This video is from the Bryant Museum, and it’s worth watching. It was shot Nov. 12, 1966, when Alabama beat South Carolina 24-0 to improve to 8-0.

You’ll see a good bit of Bear Bryant … before he wore a houndstooth hat. You also will see actor Jim Nabors, a university graduate who at the time was starring in the popular television show, “Gomer Pyle: USMC.”

Early in the video, you’ll see a much different looking Big Al than Alabama has today. The one from 1966 looks a little like it was put together by a middle school art class.

Maybe the most interesting part of the video is some shots taken from a plane that flew over what was known as Denny Stadium at the time. It wasn’t renamed Bryant-Denny Stadium until 1975. There was no upper deck in 1966, although seating was added to the end zone that year, increasing capacity from 43,000 to 59,000.
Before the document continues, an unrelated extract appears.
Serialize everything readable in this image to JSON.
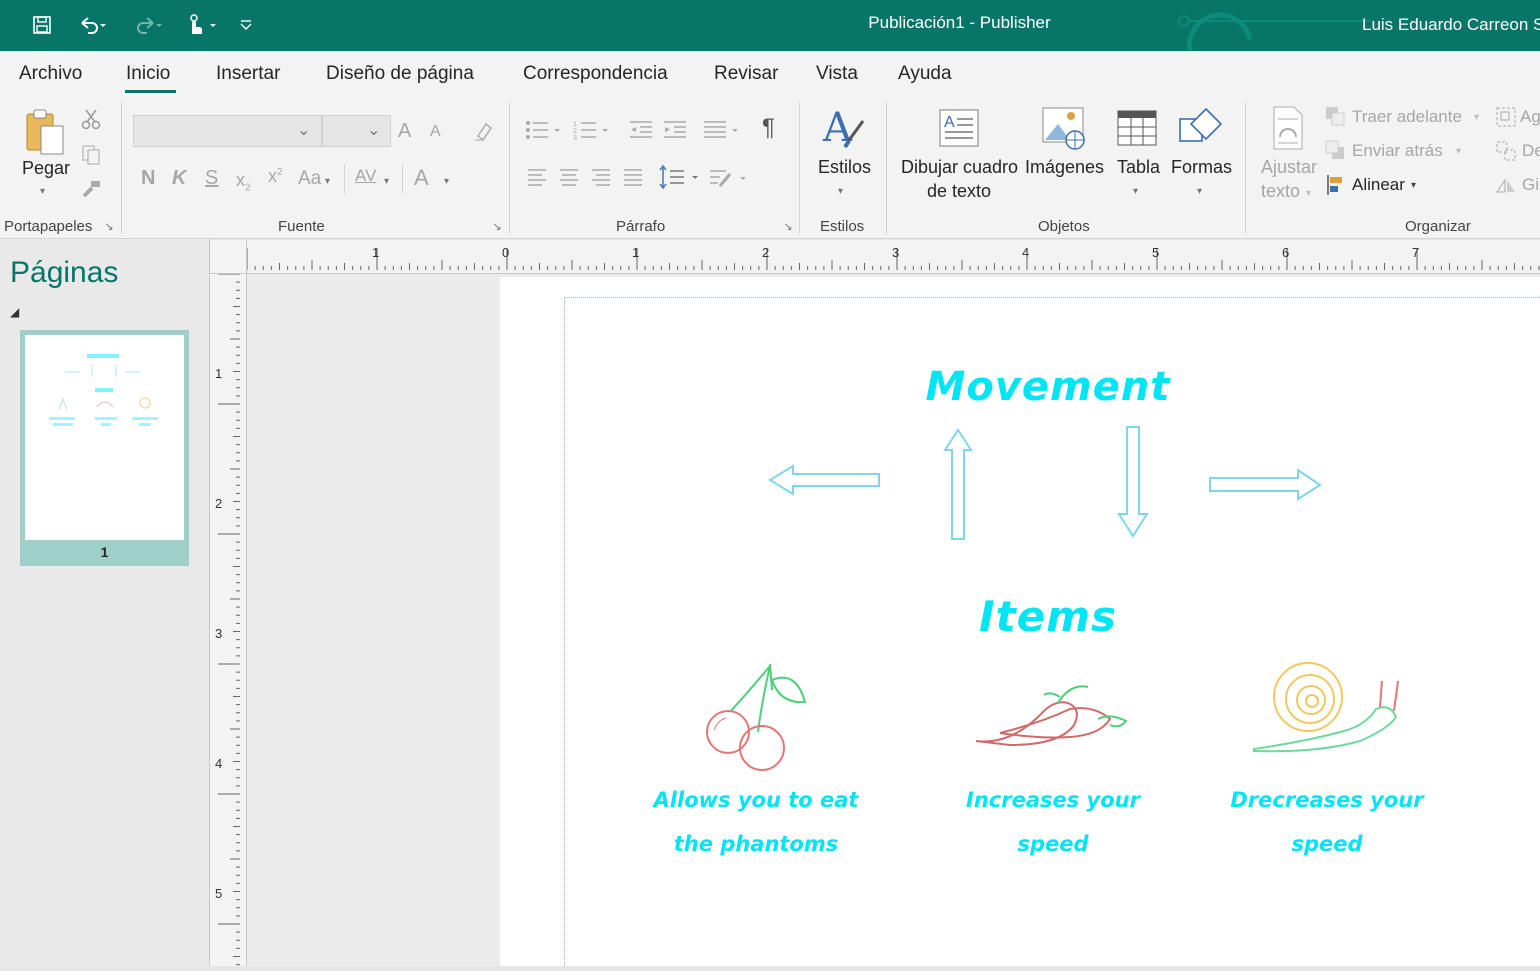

Those shots from the plane also give you a nice view of the area around the stadium. That looks a little different from how it is now, too.